When you’re looking to take your body to the next level, adding extra fuel is a must. A creatine supplement can increase your overall strength, while also helping to combat the effects of menopause on your muscle mass.

While there are no negative effects to taking creatine, there are some side effects. The most common include bloating, sore stomach, water retention and muscle cramps.

Although research has shown that women respond to creatine supplementation, there haven’t been many studies specifically looking at the benefits of creatine for women. Still, it’s not uncommon for women to have a lower dietary intake of the substance.

In addition to muscle building, creatine has been shown to promote improved cellular function, especially in the bones. It also has the ability to boost osteoblast cell activity.

Research has also demonstrated that a high dose creatine loading phase can significantly augment muscle strength in post-menopausal women. This may not be applicable to all women, but it should be noted that women are more efficient storers of creatine than males.


Related Posts

Dental Tourism in Albania: An Exciting Site to Get your work Done

Are you looking for an affordable and high-quality dental...

How to Spot a Fake Facebook Account

The most common type of fake Facebook account is...

Things You Should Know Before Starting the 7 Day Water Fast

The 7 day water fast can be a great...

Can I Eat Kiwi Skin?

If you've been wondering if you can eat kiwi...

Can Vegetarians Eat Fish?

When it comes to choosing a diet, there are...

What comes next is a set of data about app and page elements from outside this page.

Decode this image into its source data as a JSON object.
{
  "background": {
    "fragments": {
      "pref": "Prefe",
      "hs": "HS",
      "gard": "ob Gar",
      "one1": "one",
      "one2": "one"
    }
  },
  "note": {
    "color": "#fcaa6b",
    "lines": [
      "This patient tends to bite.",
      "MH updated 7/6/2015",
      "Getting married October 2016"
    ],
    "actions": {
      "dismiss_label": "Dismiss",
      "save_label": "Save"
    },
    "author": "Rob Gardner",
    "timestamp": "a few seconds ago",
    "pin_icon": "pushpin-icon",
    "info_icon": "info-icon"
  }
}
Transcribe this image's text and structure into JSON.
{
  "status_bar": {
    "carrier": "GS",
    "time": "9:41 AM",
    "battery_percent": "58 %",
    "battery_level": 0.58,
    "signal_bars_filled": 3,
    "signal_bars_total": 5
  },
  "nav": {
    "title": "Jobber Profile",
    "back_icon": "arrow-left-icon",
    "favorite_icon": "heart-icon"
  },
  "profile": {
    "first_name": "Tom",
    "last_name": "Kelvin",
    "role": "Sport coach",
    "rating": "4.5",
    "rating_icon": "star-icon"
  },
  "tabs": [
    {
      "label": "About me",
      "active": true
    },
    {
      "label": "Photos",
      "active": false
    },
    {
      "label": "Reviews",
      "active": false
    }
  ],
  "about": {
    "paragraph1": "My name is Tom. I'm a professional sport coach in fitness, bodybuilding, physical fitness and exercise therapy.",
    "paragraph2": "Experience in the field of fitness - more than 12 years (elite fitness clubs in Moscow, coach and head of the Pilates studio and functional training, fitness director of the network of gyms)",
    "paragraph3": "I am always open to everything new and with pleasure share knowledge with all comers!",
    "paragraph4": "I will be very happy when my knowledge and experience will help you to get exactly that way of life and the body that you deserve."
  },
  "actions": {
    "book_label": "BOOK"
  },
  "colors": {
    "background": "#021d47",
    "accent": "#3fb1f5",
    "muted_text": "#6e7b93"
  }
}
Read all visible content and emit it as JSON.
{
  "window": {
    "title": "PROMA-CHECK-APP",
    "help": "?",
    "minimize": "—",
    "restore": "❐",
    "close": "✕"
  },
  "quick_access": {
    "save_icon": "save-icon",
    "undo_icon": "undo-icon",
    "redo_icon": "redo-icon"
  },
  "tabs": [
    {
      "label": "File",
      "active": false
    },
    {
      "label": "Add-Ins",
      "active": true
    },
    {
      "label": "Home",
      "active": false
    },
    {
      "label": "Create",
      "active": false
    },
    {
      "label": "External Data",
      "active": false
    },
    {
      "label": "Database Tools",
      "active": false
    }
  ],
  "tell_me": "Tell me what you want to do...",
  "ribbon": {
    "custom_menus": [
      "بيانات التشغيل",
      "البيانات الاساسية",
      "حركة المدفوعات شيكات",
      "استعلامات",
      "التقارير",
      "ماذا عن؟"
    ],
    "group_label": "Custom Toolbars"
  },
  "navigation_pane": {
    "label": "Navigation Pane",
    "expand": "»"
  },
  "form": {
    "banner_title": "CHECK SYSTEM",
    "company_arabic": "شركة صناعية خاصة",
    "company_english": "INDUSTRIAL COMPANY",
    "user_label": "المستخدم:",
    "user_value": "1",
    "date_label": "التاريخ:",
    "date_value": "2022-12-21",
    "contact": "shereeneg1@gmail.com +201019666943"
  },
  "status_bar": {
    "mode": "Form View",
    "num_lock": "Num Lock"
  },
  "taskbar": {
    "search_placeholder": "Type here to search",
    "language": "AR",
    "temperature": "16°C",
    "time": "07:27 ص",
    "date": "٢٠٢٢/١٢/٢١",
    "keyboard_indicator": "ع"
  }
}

The Green Bell Pepper is Full of Nutrition

The green bell pepper is a popular vegetable among...
- Advertisement -spot_img